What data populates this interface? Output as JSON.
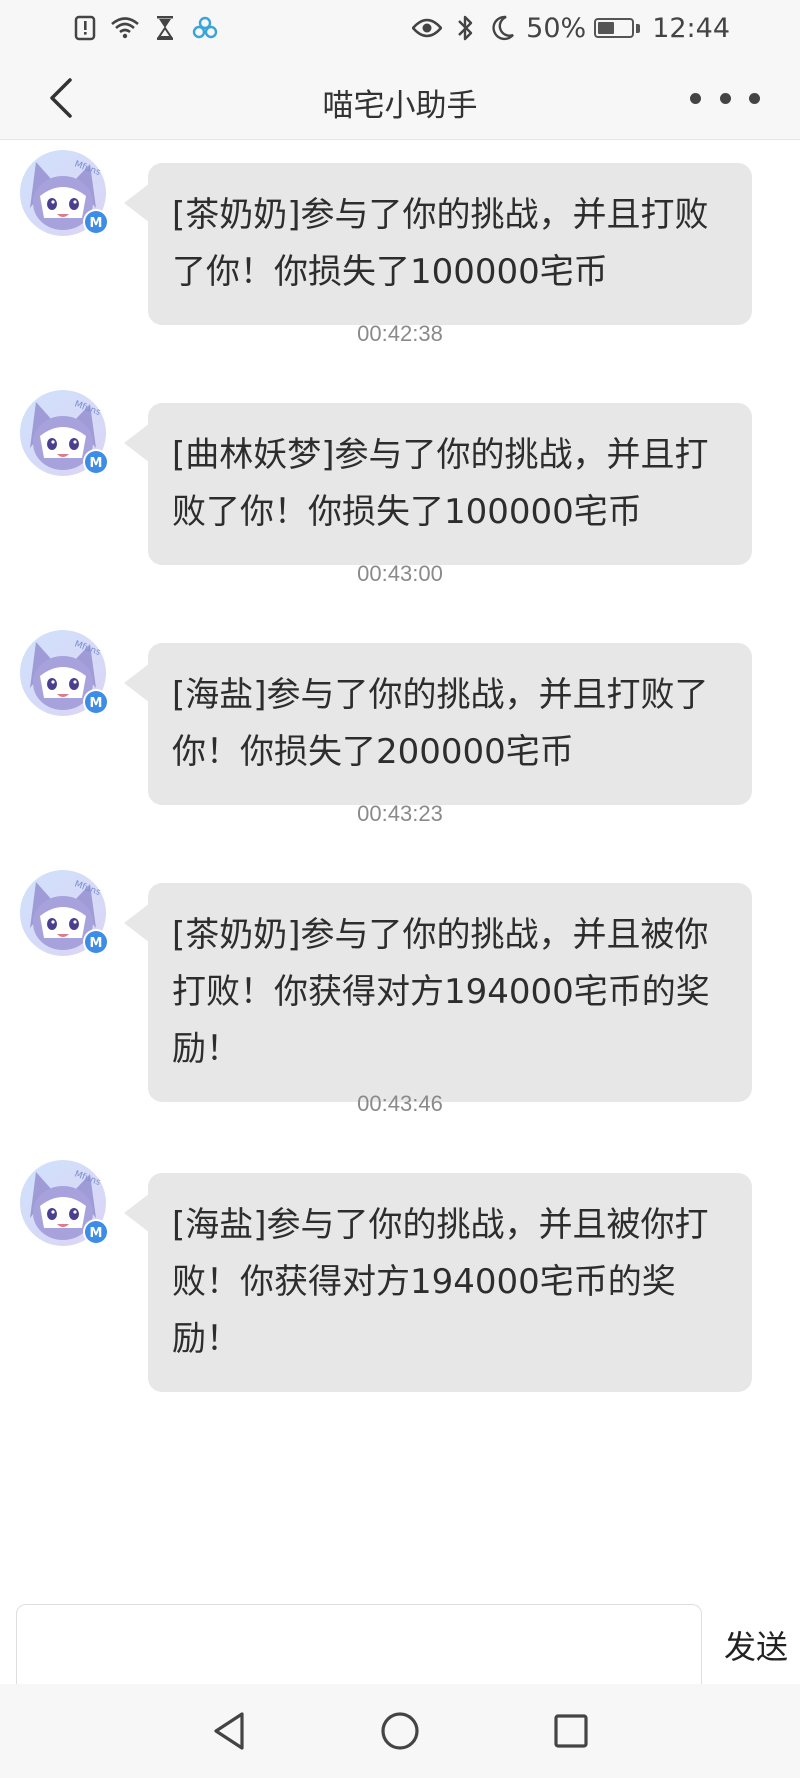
{
  "status_bar": {
    "battery_percent": "50%",
    "battery_level": 0.5,
    "time": "12:44",
    "left_icons": [
      "alert-icon",
      "wifi-icon",
      "hourglass-icon",
      "cloud-app-icon"
    ],
    "right_icons": [
      "eye-icon",
      "bluetooth-icon",
      "moon-icon"
    ]
  },
  "nav": {
    "title": "喵宅小助手"
  },
  "messages": [
    {
      "text": "[茶奶奶]参与了你的挑战，并且打败了你！你损失了100000宅币"
    },
    {
      "timestamp": "00:42:38",
      "text": "[曲林妖梦]参与了你的挑战，并且打败了你！你损失了100000宅币"
    },
    {
      "timestamp": "00:43:00",
      "text": "[海盐]参与了你的挑战，并且打败了你！你损失了200000宅币"
    },
    {
      "timestamp": "00:43:23",
      "text": "[茶奶奶]参与了你的挑战，并且被你打败！你获得对方194000宅币的奖励！"
    },
    {
      "timestamp": "00:43:46",
      "text": "[海盐]参与了你的挑战，并且被你打败！你获得对方194000宅币的奖励！"
    }
  ],
  "avatar": {
    "caption": "Mfuns",
    "badge_letter": "M"
  },
  "composer": {
    "input_value": "",
    "send_label": "发送"
  },
  "colors": {
    "bubble": "#e7e7e7",
    "badge": "#3d8ce6",
    "bar": "#f7f7f7"
  }
}
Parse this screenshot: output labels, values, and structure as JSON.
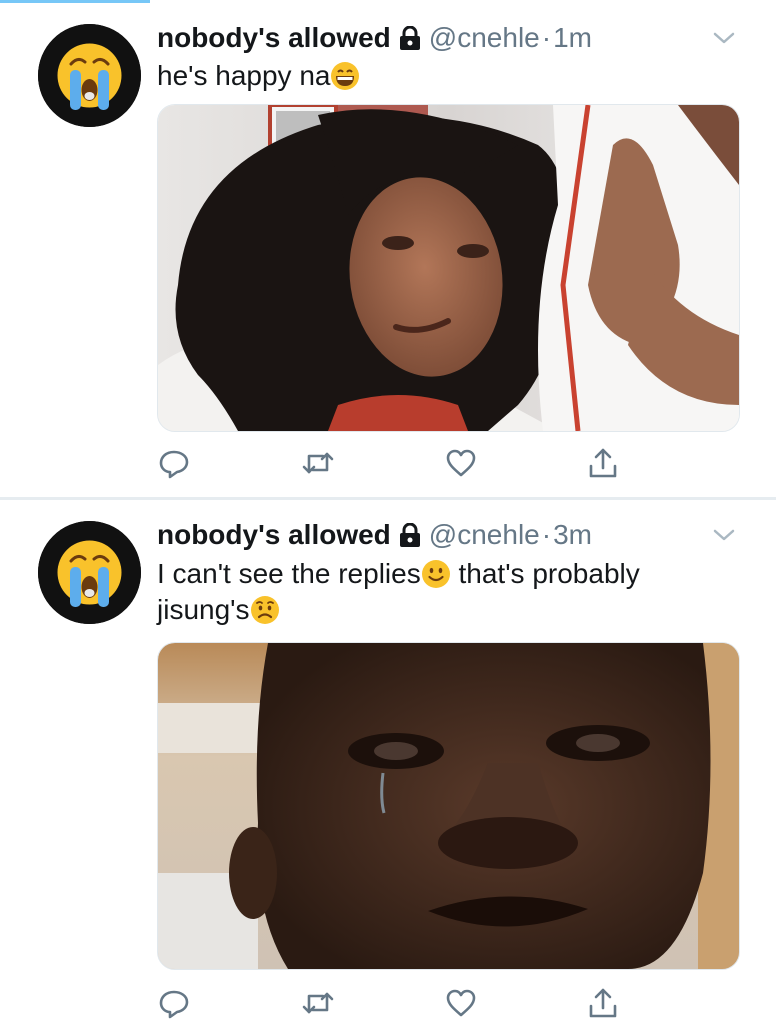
{
  "tweets": [
    {
      "name": "nobody's allowed",
      "handle": "@cnehle",
      "separator": "·",
      "time": "1m",
      "text": "he's happy na",
      "text_emoji": "grinning-face-emoji",
      "avatar_icon": "crying-face-emoji"
    },
    {
      "name": "nobody's allowed",
      "handle": "@cnehle",
      "separator": "·",
      "time": "3m",
      "text_part1": "I can't see the replies",
      "text_emoji1": "slightly-smiling-face-emoji",
      "text_part2": " that's probably",
      "text_part3": "jisung's",
      "text_emoji2": "worried-face-emoji",
      "avatar_icon": "crying-face-emoji"
    }
  ],
  "actions": [
    "reply-icon",
    "retweet-icon",
    "like-icon",
    "share-icon"
  ],
  "colors": {
    "text": "#14171a",
    "secondary": "#657786",
    "divider": "#e6ecf0",
    "icon": "#657786",
    "emoji_yellow": "#f9c22b"
  }
}
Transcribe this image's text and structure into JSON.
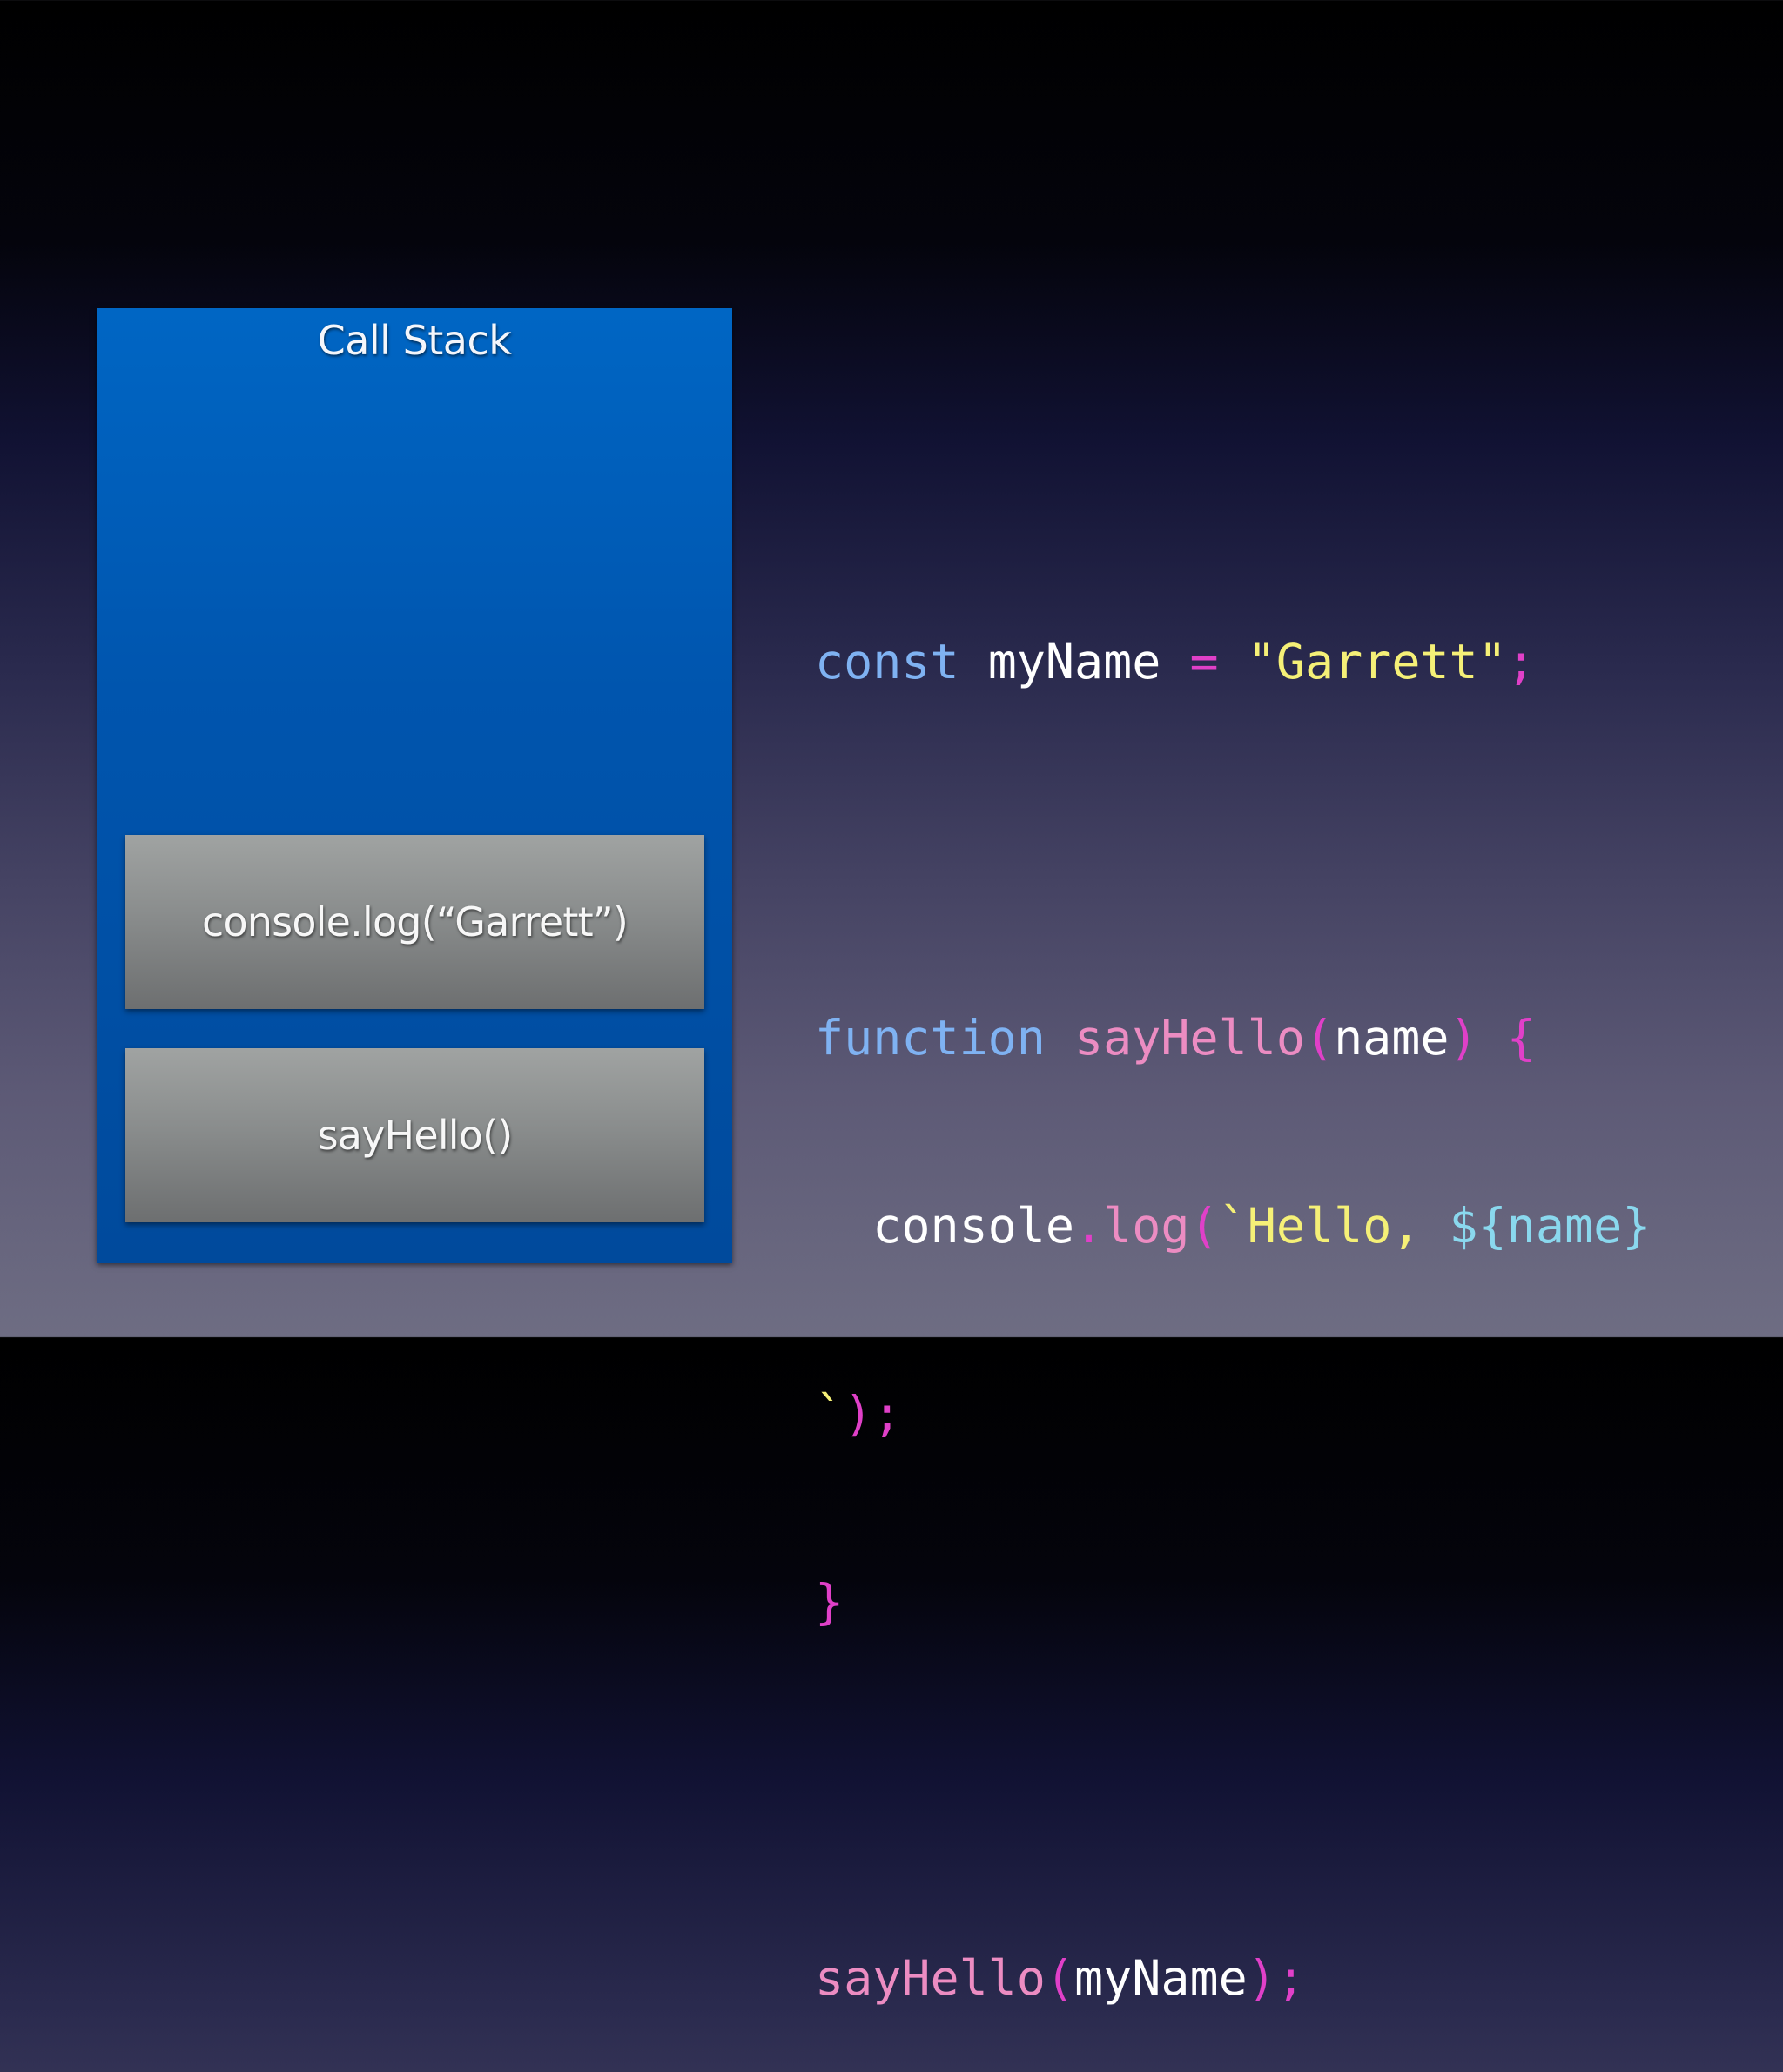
{
  "call_stack": {
    "title": "Call Stack",
    "frames": [
      {
        "label": "console.log(“Garrett”)"
      },
      {
        "label": "sayHello()"
      }
    ]
  },
  "code": {
    "line1": {
      "kw": "const",
      "sp1": " ",
      "var": "myName",
      "sp2": " ",
      "eq": "=",
      "sp3": " ",
      "str": "\"Garrett\"",
      "semi": ";"
    },
    "line3": {
      "kw": "function",
      "sp1": " ",
      "fn": "sayHello",
      "lparen": "(",
      "param": "name",
      "rparen": ")",
      "sp2": " ",
      "brace": "{"
    },
    "line4": {
      "indent": "  ",
      "obj": "console",
      "dot": ".",
      "method": "log",
      "lparen": "(",
      "tick": "`",
      "str": "Hello, ",
      "interp_open": "${",
      "interp_var": "name",
      "interp_close": "}"
    },
    "line5": {
      "tick": "`",
      "rparen": ")",
      "semi": ";"
    },
    "line6": {
      "brace": "}"
    },
    "line8": {
      "fn": "sayHello",
      "lparen": "(",
      "arg": "myName",
      "rparen": ")",
      "semi": ";"
    }
  }
}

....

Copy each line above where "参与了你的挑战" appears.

ANSWER SECTION:
      "text": "[茶奶奶]参与了你的挑战，并且打败了你！你损失了100000宅币"
      "text": "[曲林妖梦]参与了你的挑战，并且打败了你！你损失了100000宅币"
      "text": "[海盐]参与了你的挑战，并且打败了你！你损失了200000宅币"
      "text": "[茶奶奶]参与了你的挑战，并且被你打败！你获得对方194000宅币的奖励！"
      "text": "[海盐]参与了你的挑战，并且被你打败！你获得对方194000宅币的奖励！"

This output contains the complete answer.